“White-capped albatross are renowned for quite large changes in birds actually breeding in any one year and it is birds actually sitting on an egg that are counted to give an index of the population.

“There are hints that this year is one where more birds took a break from laying but were still present at the breeding sites. This is called loafing by the scientists and the birds are labelled ‘floaters’ as they wander around the colony or stand on empty nests. Those on an egg sit very snugly and firmly on them so can be recognised as breeders,” said Wells.

The birds are endemic to New Zealand, breeding mostly on the sub-Antarctic Auckland Islands in the Southern Ocean, 465 kilometres south of Bluff.

“It was a challenging mission for the team, weather-wise, but a window in the westerlies arrived, the photographic data collected and all of the team flew home safely.”

An estimated 95 percent of the worldwide population of white-capped albatross breed on the Auckland Islands each year, and hundreds of thousands of birds make their way there on an epic journey from both around NZ and South Africa.
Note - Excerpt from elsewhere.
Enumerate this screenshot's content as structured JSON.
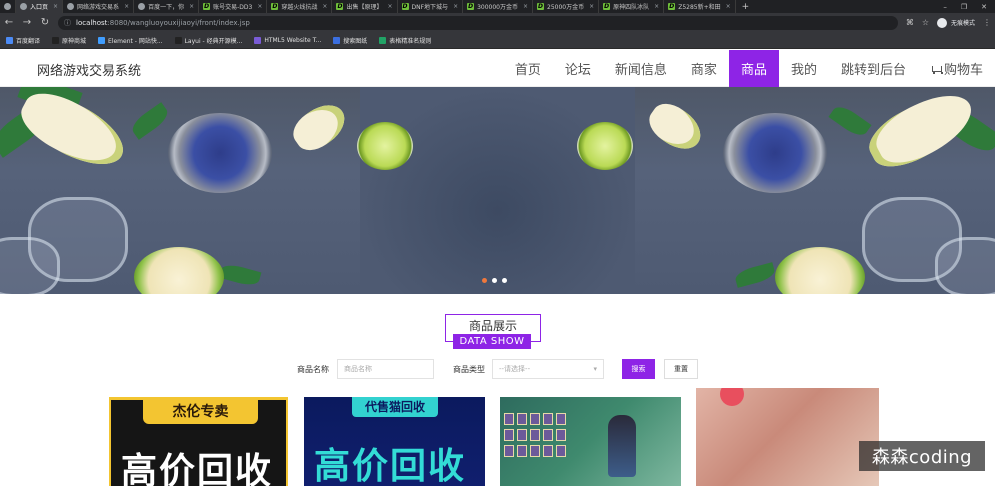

“The survey gives us valuable data on breeding patterns and adult populations,” Wells said.

This is the ninth time the annual survey has been carried out.

The sea lion survey has been carried out since 1996 and in 2016 it was estimated there were 1727 pups on the island, a 15 percent increase on the lowest estimate from 2009.

The New Zealand sea lion study is funded by the DOC Conservation Services programme.

Note: High quality video and photographs collected during the census is available for use. 

For more details contact;
Lesley Hamilton
lesley.hamilton@seafood.org.nz
(04) 802 1506
027 490 1345